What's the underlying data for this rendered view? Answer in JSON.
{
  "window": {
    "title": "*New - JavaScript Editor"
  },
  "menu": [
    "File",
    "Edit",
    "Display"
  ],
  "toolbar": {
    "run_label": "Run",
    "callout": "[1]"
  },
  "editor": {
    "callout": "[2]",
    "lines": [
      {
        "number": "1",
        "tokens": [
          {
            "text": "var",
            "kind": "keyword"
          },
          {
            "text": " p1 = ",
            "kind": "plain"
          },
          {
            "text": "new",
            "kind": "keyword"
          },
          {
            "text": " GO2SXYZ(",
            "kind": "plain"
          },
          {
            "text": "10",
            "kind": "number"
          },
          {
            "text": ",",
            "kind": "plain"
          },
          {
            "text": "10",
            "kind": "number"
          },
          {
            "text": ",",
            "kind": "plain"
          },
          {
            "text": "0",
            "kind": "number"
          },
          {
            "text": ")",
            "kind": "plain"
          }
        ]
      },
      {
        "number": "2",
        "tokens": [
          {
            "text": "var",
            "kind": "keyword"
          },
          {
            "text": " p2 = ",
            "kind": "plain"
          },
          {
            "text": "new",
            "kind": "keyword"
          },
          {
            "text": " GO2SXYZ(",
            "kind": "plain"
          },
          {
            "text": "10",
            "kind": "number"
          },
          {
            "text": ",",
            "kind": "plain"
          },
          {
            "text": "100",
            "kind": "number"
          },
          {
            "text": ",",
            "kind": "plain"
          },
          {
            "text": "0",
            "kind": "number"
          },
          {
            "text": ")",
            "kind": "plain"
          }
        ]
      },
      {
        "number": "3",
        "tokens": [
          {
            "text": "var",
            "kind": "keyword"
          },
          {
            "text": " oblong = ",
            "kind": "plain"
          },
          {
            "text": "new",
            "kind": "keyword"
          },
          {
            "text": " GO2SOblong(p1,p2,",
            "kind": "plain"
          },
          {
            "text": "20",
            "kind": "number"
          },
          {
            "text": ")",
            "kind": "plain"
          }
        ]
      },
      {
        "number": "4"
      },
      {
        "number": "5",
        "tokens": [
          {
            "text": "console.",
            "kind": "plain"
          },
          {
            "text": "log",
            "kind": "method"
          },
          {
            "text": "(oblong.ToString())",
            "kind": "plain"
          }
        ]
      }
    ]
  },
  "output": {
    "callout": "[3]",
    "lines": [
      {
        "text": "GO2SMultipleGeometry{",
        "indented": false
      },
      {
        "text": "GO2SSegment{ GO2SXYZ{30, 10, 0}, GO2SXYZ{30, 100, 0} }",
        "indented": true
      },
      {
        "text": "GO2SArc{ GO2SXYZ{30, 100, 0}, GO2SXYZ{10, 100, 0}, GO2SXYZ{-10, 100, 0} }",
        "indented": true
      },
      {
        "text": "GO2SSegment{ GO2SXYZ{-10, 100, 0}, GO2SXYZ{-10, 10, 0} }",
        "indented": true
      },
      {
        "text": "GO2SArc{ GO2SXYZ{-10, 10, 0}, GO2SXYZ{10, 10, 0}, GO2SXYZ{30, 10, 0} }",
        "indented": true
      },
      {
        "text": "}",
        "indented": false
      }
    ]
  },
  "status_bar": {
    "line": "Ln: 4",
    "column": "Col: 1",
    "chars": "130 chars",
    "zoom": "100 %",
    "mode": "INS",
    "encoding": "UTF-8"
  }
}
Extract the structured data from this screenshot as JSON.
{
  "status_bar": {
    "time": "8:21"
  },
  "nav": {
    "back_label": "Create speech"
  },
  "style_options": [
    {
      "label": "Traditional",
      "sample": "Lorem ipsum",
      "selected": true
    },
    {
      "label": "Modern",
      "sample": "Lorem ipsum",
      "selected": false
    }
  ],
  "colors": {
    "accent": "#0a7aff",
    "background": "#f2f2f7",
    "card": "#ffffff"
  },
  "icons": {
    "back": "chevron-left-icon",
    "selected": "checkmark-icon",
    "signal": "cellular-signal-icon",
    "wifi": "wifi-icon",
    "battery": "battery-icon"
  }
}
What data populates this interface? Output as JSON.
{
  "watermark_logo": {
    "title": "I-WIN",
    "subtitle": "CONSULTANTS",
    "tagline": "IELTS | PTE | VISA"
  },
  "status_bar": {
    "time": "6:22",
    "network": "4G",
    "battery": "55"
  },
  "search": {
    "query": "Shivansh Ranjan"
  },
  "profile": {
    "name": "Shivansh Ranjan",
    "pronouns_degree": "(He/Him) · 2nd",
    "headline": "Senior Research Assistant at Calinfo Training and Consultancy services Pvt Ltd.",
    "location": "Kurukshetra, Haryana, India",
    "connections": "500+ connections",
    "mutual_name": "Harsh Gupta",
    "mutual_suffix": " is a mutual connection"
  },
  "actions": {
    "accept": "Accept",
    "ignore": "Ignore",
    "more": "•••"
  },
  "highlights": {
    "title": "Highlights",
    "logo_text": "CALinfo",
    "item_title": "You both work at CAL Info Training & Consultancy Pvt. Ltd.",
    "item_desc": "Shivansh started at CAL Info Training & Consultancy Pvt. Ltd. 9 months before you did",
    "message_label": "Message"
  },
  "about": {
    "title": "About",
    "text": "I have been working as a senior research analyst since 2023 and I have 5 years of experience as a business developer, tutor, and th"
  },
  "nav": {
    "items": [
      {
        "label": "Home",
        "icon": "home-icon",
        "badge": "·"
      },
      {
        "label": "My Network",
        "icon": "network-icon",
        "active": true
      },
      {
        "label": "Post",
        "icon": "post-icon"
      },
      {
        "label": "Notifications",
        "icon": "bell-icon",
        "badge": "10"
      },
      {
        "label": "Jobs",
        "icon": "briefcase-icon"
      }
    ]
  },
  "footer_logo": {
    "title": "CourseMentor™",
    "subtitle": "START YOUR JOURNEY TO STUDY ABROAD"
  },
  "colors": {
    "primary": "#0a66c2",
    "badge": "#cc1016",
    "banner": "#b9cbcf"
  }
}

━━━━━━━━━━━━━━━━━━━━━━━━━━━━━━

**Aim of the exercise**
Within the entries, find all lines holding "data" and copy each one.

**Output of the task**
What's the underlying data for this rendered view? Answer in JSON.
Extract the structured data from this screenshot as JSON.
What data populates this interface? Output as JSON.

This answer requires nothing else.